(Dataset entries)
════════════════

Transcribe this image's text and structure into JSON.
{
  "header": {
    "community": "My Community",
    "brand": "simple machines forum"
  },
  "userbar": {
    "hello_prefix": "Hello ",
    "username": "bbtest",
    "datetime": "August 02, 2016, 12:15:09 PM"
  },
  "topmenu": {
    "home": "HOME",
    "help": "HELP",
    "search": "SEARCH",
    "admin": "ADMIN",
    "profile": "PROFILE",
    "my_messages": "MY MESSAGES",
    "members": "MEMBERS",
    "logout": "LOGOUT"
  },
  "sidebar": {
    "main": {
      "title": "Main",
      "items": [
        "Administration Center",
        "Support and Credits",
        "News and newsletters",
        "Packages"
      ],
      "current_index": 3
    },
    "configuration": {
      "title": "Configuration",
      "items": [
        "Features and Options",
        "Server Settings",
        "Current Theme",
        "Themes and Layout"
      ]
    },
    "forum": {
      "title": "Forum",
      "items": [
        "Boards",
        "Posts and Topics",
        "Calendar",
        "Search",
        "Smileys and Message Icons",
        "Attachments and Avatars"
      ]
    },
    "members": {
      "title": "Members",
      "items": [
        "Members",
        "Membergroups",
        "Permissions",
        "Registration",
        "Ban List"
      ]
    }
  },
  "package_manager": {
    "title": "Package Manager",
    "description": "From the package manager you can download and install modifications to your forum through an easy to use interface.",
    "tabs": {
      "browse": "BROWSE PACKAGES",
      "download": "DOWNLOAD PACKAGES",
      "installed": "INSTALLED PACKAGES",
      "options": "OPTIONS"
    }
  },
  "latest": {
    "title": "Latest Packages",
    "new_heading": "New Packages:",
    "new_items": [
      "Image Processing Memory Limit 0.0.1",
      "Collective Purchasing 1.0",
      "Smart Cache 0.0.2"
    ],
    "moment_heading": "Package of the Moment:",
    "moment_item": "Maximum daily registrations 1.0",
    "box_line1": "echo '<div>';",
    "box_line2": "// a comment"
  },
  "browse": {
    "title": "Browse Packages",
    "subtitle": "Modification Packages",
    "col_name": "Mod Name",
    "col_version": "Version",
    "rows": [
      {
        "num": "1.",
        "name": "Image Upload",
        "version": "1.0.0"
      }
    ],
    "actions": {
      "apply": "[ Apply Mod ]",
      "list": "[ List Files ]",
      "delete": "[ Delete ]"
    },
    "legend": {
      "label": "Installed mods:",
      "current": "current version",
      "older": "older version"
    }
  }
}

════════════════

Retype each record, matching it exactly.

### YOUR RESPONSE:
Transcribe this image's text and structure into JSON.
{
  "header": {
    "community": "My Community",
    "brand": "simple machines forum"
  },
  "userbar": {
    "hello_prefix": "Hello ",
    "username": "bbtest",
    "datetime": "August 02, 2016, 12:15:09 PM"
  },
  "topmenu": {
    "home": "HOME",
    "help": "HELP",
    "search": "SEARCH",
    "admin": "ADMIN",
    "profile": "PROFILE",
    "my_messages": "MY MESSAGES",
    "members": "MEMBERS",
    "logout": "LOGOUT"
  },
  "sidebar": {
    "main": {
      "title": "Main",
      "items": [
        "Administration Center",
        "Support and Credits",
        "News and newsletters",
        "Packages"
      ],
      "current_index": 3
    },
    "configuration": {
      "title": "Configuration",
      "items": [
        "Features and Options",
        "Server Settings",
        "Current Theme",
        "Themes and Layout"
      ]
    },
    "forum": {
      "title": "Forum",
      "items": [
        "Boards",
        "Posts and Topics",
        "Calendar",
        "Search",
        "Smileys and Message Icons",
        "Attachments and Avatars"
      ]
    },
    "members": {
      "title": "Members",
      "items": [
        "Members",
        "Membergroups",
        "Permissions",
        "Registration",
        "Ban List"
      ]
    }
  },
  "package_manager": {
    "title": "Package Manager",
    "description": "From the package manager you can download and install modifications to your forum through an easy to use interface.",
    "tabs": {
      "browse": "BROWSE PACKAGES",
      "download": "DOWNLOAD PACKAGES",
      "installed": "INSTALLED PACKAGES",
      "options": "OPTIONS"
    }
  },
  "latest": {
    "title": "Latest Packages",
    "new_heading": "New Packages:",
    "new_items": [
      "Image Processing Memory Limit 0.0.1",
      "Collective Purchasing 1.0",
      "Smart Cache 0.0.2"
    ],
    "moment_heading": "Package of the Moment:",
    "moment_item": "Maximum daily registrations 1.0",
    "box_line1": "echo '<div>';",
    "box_line2": "// a comment"
  },
  "browse": {
    "title": "Browse Packages",
    "subtitle": "Modification Packages",
    "col_name": "Mod Name",
    "col_version": "Version",
    "rows": [
      {
        "num": "1.",
        "name": "Image Upload",
        "version": "1.0.0"
      }
    ],
    "actions": {
      "apply": "[ Apply Mod ]",
      "list": "[ List Files ]",
      "delete": "[ Delete ]"
    },
    "legend": {
      "label": "Installed mods:",
      "current": "current version",
      "older": "older version"
    }
  }
}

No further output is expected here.